The Chair was thanked by the Leader and Members for chairing the meeting and the manner in which valid questions were posed and responded to by the NHS

Members recognised the Leader’s efforts in joining with South West Councils, the LGA and the District Councils network to put effective pressure on government to address the issues raised.

Members thanked all staff in the health and social care systems, recognising the significant pressures they were under.

 

RESOLVED (unanimously) THAT

 

the update report be noted.

 

13.

Notices of Motion

Minutes:

There were none.

14.

Any other item the Mayor determines as urgent and which requires a decision

Minutes:

None.

15.

Local Government Act 1972 -Exempt Information

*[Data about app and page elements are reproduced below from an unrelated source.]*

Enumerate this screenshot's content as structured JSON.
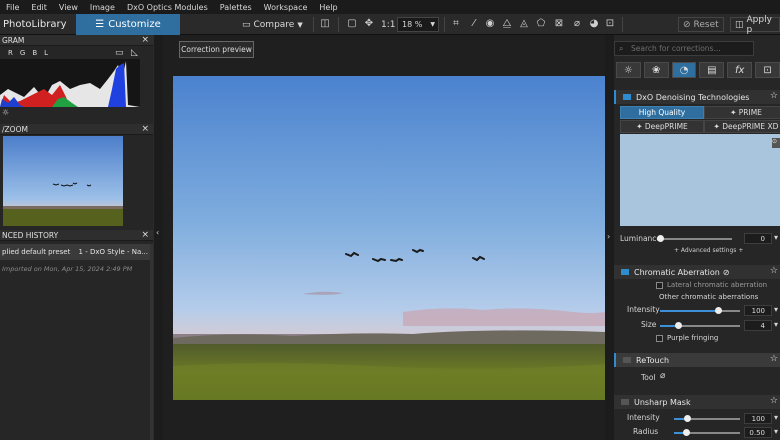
{
  "menu": [
    "File",
    "Edit",
    "View",
    "Image",
    "DxO Optics Modules",
    "Palettes",
    "Workspace",
    "Help"
  ],
  "toolbar": {
    "photolibrary": "PhotoLibrary",
    "customize": "Customize",
    "compare": "Compare",
    "ratio": "1:1",
    "zoom": "18 %",
    "reset": "Reset",
    "apply": "Apply p"
  },
  "left": {
    "histogram_title": "GRAM",
    "channels": [
      "R",
      "G",
      "B",
      "L"
    ],
    "loupe_title": "/ZOOM",
    "history_title": "NCED HISTORY",
    "history_items": [
      {
        "label": "plied default preset",
        "value": "1 - DxO Style - Na..."
      }
    ],
    "history_note": "Imported on Mon, Apr 15, 2024 2:49 PM"
  },
  "center": {
    "correction_preview": "Correction preview"
  },
  "right": {
    "search_placeholder": "Search for corrections...",
    "tabs": [
      "light-icon",
      "color-icon",
      "detail-icon",
      "geometry-icon",
      "fx-icon",
      "local-icon"
    ],
    "denoise": {
      "title": "DxO Denoising Technologies",
      "modes": [
        "High Quality",
        "PRIME",
        "DeepPRIME",
        "DeepPRIME XD"
      ],
      "luminance_label": "Luminance",
      "luminance_value": "0",
      "advanced": "+ Advanced settings +"
    },
    "chromatic": {
      "title": "Chromatic Aberration",
      "lateral": "Lateral chromatic aberration",
      "other": "Other chromatic aberrations",
      "intensity_label": "Intensity",
      "intensity_value": "100",
      "intensity_level": 1.0,
      "size_label": "Size",
      "size_value": "4",
      "size_level": 0.4,
      "purple": "Purple fringing"
    },
    "retouch": {
      "title": "ReTouch",
      "tool_label": "Tool"
    },
    "unsharp": {
      "title": "Unsharp Mask",
      "intensity_label": "Intensity",
      "intensity_value": "100",
      "radius_label": "Radius",
      "radius_value": "0.50"
    }
  },
  "colors": {
    "accent": "#2f6fa0",
    "slider": "#3d8fd8"
  }
}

The committee is recommended to approve the following resolution:-

 

“That in accordance with Section 100A(4) Local Government Act 1972 the public be excluded from the meeting for the remaining agenda items as it is likely that, in view of the nature of the business to be transacted or the nature of the proceedings, if members of the public are present there will be disclosed to them exempt information as defined in paragraph 3, Part (1) Schedule (12A) Local Government Act 1972, namely:

 

Paragraph 3; Information relating to the financial or business affairs of any particular

person (including the authority holding that information)

Minutes:

RESOLVED THAT

 

in accordance with Section 100A(4) Local Government Act 1972 the public be excluded from the meeting for the remaining agenda items as it is likely that, in view of the nature of the business to be transacted or the nature of the proceedings, if members of the public are present there will be disclosed to them exempt information as defined in paragraph 3, Part (1) Schedule (12A) Local Government Act 1972, namely:

 

Paragraph 3; Information relating to the financial or business affairs of any particular

person (including the authority holding that information)

 

16.

Exempt Minutes

Exempt minutes of the meeting held on 18 October 2021

Minutes:

RESOLVED THAT

 

The exempt minutes of the meeting held on 18 October be approved and signed as a correct record.